TASK BRIEF:
Below are the entries; return exactly the line with "Give me the" and every later line, without anything else.

GIVEN RECORDS:

========================================================================

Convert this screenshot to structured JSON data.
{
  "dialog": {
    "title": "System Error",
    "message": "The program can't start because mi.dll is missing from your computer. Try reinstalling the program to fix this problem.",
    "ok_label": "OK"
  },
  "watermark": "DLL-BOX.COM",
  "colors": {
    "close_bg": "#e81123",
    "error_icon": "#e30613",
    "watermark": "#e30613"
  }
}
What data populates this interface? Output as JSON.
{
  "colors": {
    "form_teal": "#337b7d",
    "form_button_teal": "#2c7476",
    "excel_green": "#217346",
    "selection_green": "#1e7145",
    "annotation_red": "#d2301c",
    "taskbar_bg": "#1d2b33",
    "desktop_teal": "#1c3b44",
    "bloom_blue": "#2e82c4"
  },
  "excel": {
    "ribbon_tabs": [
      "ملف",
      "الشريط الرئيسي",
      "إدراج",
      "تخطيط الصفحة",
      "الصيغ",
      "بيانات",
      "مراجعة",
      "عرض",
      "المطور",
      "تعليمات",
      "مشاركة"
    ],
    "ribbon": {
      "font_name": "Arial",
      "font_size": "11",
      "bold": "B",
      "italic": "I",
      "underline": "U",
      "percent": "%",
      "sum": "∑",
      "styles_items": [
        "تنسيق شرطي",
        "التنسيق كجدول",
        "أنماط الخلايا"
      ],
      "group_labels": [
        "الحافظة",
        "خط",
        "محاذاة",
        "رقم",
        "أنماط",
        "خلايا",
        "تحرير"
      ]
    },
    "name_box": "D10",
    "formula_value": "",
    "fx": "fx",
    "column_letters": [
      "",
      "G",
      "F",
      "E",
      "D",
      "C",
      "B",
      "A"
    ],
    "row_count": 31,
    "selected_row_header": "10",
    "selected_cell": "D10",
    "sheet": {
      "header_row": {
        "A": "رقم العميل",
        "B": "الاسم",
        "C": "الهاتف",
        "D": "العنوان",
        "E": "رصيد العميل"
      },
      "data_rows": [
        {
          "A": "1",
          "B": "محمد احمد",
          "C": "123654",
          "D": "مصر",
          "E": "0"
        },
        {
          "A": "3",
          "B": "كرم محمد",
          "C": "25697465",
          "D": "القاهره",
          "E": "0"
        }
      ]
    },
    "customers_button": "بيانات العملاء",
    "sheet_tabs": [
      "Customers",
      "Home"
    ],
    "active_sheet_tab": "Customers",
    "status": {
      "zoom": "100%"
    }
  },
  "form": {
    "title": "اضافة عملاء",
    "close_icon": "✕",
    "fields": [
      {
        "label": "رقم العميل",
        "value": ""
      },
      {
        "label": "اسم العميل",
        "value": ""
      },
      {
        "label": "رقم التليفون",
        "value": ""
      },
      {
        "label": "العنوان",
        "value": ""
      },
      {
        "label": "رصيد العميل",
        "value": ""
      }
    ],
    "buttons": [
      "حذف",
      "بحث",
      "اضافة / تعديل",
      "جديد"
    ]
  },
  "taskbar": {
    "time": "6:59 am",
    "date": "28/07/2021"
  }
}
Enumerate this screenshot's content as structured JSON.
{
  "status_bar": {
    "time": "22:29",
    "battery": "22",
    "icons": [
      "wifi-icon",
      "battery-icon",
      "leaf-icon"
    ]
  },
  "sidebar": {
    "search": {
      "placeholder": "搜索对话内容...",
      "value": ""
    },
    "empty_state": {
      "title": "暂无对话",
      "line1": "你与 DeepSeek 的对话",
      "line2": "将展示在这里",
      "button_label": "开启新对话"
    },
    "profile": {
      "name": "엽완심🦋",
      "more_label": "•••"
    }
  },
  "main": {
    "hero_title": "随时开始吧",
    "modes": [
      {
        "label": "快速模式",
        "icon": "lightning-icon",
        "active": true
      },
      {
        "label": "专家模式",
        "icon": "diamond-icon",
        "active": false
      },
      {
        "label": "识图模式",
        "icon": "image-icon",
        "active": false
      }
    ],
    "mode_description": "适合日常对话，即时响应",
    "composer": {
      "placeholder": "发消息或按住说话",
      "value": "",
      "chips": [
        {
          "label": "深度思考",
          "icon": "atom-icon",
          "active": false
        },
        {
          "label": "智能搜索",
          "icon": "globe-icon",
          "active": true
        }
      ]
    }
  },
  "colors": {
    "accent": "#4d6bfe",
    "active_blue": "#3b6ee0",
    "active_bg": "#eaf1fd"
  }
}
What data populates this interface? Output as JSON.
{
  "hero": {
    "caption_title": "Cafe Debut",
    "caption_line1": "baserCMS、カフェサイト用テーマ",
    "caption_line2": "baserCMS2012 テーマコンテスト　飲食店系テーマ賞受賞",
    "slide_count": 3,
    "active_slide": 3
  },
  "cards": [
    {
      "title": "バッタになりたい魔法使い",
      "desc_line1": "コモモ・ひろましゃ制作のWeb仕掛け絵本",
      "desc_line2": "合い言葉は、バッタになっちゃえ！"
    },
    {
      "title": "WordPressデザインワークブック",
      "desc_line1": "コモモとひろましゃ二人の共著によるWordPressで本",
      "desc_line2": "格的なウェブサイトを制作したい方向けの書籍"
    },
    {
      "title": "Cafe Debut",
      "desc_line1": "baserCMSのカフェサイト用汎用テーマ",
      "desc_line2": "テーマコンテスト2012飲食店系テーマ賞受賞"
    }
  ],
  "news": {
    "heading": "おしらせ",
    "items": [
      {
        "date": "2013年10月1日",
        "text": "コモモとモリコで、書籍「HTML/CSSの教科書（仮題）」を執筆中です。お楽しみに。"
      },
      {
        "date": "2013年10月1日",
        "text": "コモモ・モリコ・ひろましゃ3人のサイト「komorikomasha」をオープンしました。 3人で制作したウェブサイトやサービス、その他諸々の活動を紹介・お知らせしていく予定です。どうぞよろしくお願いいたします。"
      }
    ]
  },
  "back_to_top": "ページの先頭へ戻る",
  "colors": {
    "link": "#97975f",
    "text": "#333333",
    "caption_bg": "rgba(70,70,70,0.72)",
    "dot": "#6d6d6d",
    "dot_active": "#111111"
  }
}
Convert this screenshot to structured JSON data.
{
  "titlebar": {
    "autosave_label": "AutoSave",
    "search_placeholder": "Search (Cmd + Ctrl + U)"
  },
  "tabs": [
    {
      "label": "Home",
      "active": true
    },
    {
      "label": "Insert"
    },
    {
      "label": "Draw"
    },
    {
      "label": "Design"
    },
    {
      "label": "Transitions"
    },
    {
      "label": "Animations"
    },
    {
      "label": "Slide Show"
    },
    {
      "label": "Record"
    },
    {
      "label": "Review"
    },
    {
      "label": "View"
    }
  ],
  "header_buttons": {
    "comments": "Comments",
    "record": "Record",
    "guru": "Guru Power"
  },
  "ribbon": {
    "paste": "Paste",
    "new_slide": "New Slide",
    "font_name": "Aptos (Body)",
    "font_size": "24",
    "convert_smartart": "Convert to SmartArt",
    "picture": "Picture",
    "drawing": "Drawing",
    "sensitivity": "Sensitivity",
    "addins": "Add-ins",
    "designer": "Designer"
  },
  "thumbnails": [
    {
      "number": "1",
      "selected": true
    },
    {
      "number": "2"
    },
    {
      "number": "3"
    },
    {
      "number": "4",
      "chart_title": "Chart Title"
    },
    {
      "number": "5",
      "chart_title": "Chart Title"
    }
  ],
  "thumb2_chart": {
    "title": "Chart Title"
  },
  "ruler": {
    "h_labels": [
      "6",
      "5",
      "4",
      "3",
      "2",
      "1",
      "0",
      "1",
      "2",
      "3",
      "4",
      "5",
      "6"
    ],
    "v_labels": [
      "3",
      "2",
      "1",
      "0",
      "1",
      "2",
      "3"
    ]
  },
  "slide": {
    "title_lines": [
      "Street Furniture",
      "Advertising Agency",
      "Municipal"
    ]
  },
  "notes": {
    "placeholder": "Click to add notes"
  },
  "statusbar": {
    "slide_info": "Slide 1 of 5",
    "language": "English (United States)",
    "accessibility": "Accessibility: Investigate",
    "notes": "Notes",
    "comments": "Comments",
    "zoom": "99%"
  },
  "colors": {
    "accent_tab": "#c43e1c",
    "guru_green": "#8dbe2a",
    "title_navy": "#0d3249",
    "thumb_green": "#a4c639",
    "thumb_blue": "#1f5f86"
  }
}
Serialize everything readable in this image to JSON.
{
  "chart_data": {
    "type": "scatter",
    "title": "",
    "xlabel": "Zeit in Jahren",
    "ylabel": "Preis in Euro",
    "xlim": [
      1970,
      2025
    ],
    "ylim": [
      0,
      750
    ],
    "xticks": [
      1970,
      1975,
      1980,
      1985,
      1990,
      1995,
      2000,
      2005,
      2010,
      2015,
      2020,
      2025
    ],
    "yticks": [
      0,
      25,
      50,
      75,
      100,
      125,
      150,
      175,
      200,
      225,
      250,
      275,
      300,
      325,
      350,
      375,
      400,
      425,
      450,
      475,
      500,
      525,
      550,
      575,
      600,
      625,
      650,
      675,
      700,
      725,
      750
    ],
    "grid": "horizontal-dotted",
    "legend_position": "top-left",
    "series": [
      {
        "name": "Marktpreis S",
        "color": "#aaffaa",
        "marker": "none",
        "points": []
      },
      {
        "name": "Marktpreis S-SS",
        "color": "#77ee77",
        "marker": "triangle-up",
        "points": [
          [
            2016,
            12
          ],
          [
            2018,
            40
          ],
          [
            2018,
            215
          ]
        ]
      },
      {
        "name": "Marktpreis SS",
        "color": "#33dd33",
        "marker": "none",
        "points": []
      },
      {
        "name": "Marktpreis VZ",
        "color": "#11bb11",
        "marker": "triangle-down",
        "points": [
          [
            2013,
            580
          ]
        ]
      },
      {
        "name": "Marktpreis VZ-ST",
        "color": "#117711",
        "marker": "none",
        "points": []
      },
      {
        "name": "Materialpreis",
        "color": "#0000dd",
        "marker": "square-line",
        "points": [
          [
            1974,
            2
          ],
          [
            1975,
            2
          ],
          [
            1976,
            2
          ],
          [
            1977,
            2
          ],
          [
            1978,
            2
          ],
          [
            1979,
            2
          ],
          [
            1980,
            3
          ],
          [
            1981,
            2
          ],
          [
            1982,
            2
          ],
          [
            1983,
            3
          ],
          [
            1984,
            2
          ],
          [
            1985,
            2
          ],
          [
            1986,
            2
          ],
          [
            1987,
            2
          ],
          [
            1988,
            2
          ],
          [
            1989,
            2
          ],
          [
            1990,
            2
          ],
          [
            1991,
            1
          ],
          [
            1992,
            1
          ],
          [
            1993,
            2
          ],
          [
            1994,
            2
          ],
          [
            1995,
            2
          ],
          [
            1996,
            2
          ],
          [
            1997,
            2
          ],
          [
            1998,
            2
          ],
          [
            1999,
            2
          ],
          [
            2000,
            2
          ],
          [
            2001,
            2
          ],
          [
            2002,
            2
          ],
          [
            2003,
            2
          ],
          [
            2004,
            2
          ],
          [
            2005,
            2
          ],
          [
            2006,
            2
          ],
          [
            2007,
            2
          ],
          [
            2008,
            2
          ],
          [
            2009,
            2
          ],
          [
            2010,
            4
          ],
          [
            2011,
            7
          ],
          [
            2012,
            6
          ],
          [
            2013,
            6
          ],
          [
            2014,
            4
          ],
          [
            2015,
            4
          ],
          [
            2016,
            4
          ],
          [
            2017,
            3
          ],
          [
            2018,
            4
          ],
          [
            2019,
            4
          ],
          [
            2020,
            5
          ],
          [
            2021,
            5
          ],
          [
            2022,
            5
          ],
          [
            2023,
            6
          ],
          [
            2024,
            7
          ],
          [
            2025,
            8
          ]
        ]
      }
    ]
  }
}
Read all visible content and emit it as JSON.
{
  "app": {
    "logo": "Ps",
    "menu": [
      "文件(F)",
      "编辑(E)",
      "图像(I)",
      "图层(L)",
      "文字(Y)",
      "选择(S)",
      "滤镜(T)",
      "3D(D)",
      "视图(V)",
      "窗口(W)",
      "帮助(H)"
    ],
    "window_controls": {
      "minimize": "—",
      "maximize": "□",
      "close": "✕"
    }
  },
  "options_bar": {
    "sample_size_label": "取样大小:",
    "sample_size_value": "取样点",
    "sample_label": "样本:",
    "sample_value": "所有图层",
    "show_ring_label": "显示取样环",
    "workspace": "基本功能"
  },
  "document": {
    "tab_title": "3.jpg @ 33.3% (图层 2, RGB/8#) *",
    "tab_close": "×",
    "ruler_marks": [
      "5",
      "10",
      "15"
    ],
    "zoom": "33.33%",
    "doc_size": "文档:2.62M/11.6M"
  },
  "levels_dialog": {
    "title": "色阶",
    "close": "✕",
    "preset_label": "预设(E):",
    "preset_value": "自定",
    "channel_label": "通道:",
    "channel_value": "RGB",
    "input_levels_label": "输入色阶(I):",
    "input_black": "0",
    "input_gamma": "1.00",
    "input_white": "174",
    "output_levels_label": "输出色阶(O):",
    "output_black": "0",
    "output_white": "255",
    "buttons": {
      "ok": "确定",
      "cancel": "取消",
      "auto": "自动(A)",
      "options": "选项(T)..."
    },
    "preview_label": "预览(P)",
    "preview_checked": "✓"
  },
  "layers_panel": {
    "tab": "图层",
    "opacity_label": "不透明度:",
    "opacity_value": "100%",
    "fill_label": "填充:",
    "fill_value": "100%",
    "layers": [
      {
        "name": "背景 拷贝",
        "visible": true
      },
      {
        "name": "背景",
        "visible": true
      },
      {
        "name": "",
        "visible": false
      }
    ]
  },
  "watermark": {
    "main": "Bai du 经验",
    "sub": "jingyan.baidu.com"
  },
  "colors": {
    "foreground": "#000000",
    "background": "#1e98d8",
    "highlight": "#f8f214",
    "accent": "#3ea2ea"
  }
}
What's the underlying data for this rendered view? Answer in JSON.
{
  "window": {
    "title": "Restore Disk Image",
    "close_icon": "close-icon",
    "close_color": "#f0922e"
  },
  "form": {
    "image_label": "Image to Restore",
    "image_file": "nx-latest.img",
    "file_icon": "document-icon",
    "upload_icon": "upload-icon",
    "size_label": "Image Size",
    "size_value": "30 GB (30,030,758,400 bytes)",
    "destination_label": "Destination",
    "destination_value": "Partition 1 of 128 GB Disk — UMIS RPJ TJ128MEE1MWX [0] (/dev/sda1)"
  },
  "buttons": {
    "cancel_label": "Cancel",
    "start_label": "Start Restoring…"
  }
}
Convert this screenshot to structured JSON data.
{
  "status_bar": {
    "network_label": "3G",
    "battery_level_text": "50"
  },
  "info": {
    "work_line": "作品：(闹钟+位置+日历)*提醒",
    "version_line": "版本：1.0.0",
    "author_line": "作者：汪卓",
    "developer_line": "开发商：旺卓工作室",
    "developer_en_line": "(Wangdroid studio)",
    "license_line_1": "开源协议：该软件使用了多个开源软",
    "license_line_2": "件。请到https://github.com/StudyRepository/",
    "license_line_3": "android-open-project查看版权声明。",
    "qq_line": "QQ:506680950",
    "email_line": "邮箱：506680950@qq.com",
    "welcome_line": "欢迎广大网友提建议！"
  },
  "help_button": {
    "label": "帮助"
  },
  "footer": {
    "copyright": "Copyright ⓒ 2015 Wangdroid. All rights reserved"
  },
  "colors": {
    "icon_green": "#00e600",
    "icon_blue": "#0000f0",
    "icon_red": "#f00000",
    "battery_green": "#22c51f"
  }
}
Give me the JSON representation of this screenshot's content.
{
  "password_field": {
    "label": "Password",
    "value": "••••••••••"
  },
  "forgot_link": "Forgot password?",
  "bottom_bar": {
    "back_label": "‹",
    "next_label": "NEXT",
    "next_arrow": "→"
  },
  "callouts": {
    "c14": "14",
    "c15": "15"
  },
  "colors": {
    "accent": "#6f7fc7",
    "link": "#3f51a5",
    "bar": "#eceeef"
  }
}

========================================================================

EXERCISE RESPONSE:
Give me the JSON representation of this screenshot's content.
{
  "password_field": {
    "label": "Password",
    "value": "••••••••••"
  },
  "forgot_link": "Forgot password?",
  "bottom_bar": {
    "back_label": "‹",
    "next_label": "NEXT",
    "next_arrow": "→"
  },
  "callouts": {
    "c14": "14",
    "c15": "15"
  },
  "colors": {
    "accent": "#6f7fc7",
    "link": "#3f51a5",
    "bar": "#eceeef"
  }
}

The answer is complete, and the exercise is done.